◆ **Exercise directions**
All that is needed is the line containing "Enumerate this screenshot's" and the lines after it to the end of the material, written out exactly, pictures left aside.

◆ **Dataset excerpts**
• • • • •
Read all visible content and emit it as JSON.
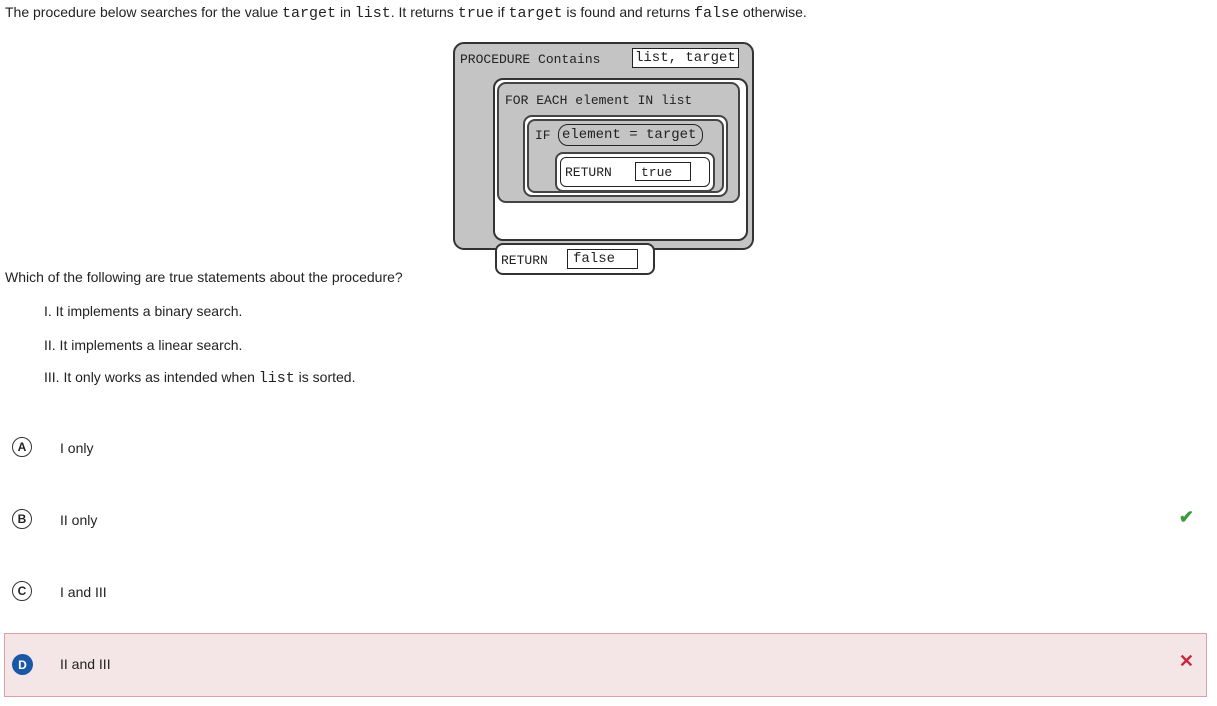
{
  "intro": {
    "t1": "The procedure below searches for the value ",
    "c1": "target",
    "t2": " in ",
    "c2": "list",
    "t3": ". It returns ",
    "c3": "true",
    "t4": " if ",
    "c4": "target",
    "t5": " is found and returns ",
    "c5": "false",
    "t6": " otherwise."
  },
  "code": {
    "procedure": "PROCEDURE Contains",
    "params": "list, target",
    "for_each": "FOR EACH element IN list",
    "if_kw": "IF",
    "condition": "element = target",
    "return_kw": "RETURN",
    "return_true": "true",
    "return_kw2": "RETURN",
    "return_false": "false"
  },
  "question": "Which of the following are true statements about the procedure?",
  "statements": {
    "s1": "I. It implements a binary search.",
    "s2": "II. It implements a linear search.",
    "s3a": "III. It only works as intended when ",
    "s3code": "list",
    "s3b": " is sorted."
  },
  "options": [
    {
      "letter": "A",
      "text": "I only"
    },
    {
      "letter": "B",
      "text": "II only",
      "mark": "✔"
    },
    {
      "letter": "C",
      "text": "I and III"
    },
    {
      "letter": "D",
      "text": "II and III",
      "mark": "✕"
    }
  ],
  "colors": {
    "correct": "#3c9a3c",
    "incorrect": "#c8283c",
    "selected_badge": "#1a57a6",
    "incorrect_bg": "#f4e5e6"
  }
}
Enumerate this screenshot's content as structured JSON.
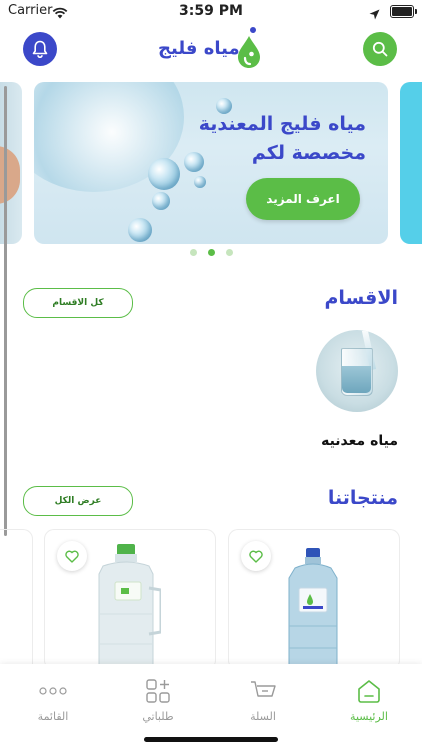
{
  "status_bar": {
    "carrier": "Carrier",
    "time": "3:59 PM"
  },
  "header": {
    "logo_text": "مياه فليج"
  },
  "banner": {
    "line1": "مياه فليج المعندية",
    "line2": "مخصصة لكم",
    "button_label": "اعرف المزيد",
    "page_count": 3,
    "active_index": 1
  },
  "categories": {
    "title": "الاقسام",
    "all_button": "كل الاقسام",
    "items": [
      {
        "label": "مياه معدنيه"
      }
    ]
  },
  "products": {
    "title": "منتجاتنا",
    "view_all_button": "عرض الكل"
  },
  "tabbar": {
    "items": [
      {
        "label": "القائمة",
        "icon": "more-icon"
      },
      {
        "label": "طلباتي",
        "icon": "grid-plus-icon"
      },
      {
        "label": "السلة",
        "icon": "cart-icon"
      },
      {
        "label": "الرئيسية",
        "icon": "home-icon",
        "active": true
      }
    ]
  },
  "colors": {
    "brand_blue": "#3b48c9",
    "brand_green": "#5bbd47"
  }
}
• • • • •
◆ **Answer to this problem**
Enumerate this screenshot's content as structured JSON.
{
  "status_bar": {
    "carrier": "Carrier",
    "time": "3:59 PM"
  },
  "header": {
    "logo_text": "مياه فليج"
  },
  "banner": {
    "line1": "مياه فليج المعندية",
    "line2": "مخصصة لكم",
    "button_label": "اعرف المزيد",
    "page_count": 3,
    "active_index": 1
  },
  "categories": {
    "title": "الاقسام",
    "all_button": "كل الاقسام",
    "items": [
      {
        "label": "مياه معدنيه"
      }
    ]
  },
  "products": {
    "title": "منتجاتنا",
    "view_all_button": "عرض الكل"
  },
  "tabbar": {
    "items": [
      {
        "label": "القائمة",
        "icon": "more-icon"
      },
      {
        "label": "طلباتي",
        "icon": "grid-plus-icon"
      },
      {
        "label": "السلة",
        "icon": "cart-icon"
      },
      {
        "label": "الرئيسية",
        "icon": "home-icon",
        "active": true
      }
    ]
  },
  "colors": {
    "brand_blue": "#3b48c9",
    "brand_green": "#5bbd47"
  }
}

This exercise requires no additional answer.